People are fascinated with ... nothing, I guess.
— Johnny Carson
One thing the mediasphere does not need tonight is one more white dude extolling the virtues of David Letterman. But, ah hell — whaddya, say, Paul, do we need one more? Ladies and gentlemen: one more!
The full-time folks have ably covered this departure from floor to ceiling — read Emily Nussbaum’s personal eulogy or this worthy account of Dave’s connection to the equally funny-cynical Warren Zevon, plus people sharing their own favorite memories in this NYTimes comments thread. (A Tribune columnist made an interesting observation that the end of both Letterman and “Mad Men” in the same week has some cultural currency, though the observation is about as far as he goes.) Were I still on the journalism clock, I’d have filed my own middling appreciation piece days ago and tonight would be live-blogging the big goodbye.
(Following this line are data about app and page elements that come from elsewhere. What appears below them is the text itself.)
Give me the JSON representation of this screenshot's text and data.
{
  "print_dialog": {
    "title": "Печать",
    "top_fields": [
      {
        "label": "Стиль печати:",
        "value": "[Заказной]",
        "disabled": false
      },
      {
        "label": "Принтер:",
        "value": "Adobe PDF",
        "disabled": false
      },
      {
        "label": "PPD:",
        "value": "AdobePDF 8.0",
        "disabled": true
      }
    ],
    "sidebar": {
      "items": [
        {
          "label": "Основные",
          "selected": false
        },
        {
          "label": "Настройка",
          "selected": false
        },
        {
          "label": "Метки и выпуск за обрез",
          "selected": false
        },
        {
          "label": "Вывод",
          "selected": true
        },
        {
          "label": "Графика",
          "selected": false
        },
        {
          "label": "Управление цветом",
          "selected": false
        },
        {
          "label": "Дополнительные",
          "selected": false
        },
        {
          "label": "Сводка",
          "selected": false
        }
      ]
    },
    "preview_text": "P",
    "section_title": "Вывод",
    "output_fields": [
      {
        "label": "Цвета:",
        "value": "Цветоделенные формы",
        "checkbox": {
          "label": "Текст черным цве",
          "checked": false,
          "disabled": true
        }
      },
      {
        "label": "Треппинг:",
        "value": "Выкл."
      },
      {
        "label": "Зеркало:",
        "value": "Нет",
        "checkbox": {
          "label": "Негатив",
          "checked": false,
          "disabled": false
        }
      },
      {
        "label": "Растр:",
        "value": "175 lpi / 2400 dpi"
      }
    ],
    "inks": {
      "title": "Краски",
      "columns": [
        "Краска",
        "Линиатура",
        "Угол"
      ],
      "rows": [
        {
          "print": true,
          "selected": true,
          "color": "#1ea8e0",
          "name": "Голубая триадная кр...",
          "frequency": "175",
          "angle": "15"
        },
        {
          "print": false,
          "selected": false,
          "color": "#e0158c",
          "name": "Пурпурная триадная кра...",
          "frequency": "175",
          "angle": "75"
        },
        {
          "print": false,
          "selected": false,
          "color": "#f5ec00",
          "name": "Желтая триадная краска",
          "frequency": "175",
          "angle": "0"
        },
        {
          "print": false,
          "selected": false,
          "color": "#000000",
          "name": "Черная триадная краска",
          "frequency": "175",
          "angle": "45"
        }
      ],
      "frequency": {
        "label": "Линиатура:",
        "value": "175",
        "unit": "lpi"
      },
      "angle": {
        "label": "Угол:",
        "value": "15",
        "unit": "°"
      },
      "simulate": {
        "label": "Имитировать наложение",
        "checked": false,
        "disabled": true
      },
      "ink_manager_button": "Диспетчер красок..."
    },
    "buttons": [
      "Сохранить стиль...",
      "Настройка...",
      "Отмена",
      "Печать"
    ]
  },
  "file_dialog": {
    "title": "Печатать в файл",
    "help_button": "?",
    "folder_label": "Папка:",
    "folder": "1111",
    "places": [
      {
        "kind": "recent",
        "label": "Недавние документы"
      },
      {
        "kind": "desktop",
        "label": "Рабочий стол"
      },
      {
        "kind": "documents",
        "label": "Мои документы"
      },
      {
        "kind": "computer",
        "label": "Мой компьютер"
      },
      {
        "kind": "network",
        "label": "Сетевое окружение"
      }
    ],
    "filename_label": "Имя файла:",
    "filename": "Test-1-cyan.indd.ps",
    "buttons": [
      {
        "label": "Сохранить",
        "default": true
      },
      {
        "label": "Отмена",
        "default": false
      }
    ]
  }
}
While I struggle to stay awake late enough to see the finale (stay warm, kettle), I’ll instead … review the academic literature.
Letterman lit? It exists. (He was introduced, after all, on his very first show as “a man of science.”) Much study of late-night TV examines the political content — like this one of the 2000 campaign or this broader analysis of topical humor (worth looking at if only because one of its authors’ names is David Niven, which sounds like a Letterman gag anyway) — but some occasional studies have tried to illuminate what makes Dave’s smirk work. This empirical study tries to see the show through the eyes of its viewership, which was found to be critically competent in interpreting the show “as a sophisticated parody of conventional television talk.” Around the turn of the ’90s, comm scholars Patrice Oppliger & John Sherblom wrote some of the best scholarship about Letterman’s humor, aligning it with balance theory and simple incongruity. They cite a great Esquire piece by Tom Shales, in which he observed: “The trick is to make a great display of saying nothing. … No one has mastered this art better than David Letterman.”
Of course, that success seeded Hollywood for numerous imitations and evolutions of the nothingness bit — chief among them being “Seinfeld,” the “show about nothing.” Letterman generated a meta-narrative to generate laughter not at the absurdity of life but at the absurdity of the possibility for absurdity, at the absurdity itself. Given the spotlight and the opportunity to do something big, on a big budget, nonsense was the only thing that made sense. Some of the lines that still give me the church-house giggles — “Too much soda,” “A little dialing music, Paul,” “I can’t get this darned jar open!” or “Midnight, and the kitties are sleeping …” — don’t make any sense out of their original and immediate context. The looming big farewell has provided good clips round-ups and memory montages, but this was a show never written for the archives. These gags were what-if, why-not, whatever.
That was profound in its own way. Every generation relies on a giggling absurdist who faces existential questions head-on but always goes for the gag. For the boomers, Woody Allen handled that with an eventual grace; for Gen-X, Letterman filled the bill with hometown humility. What Colbert will offer a new audience, who knows? As much as I’ve adored his work on Comedy Central, I remain disappointed CBS hired another white guy in a suit. I suggested on Twitter that Margaret Cho should have been a candidate to replace Jon Stewart on “The Daily Show,” but she could’ve been a great pick in this venue, too.
I won’t assemble a clichéd top-10 list of favorite moments. Just some random recollections — The menacing lips of Larry “Bud” Melman. Chris Elliot popping up from under the seats. Kathy, the foul-mouthed librarian. When actor Jimmi Simpson showed up on “The Newsroom” and “House of Cards,” I recognized him as Lyle the Intern. The stuff I loved as a suburban teen staying up late: dropping stuff from a five-story tower, all those sticky and combustible suits. Every creepy and awkward appearance by Richard Simmons. Every exasperated appearance by Jack Hanna. The infamously scary appearance by Crispin Glover. The night I first noticed that David Sanborn was sitting in with the band. “They pelted us with rocks and garbage!” “Mugs!” (that one’s for Chris). The music guests, who so often seemed to sound terrible in that NBC studio. The odd appearance of one of the subjects of my research, just a few months ago. McCartney on the marquee. Eddie Vedder wearing a pink triangle button. Tribute band week. The home office when it was in Tahlequah, Okla. I’ll miss the annual Halloween costumes, the yearly science experiments. Most of all, I’ll miss how the on-air absurdity was so often perfectly punctuated by Paul Shaffer’s “haaaaa!” Where are the stories about Paul? What the hell’s Paul gonna do?
I'm THOMAS CONNER, communication researcher and culture journalist.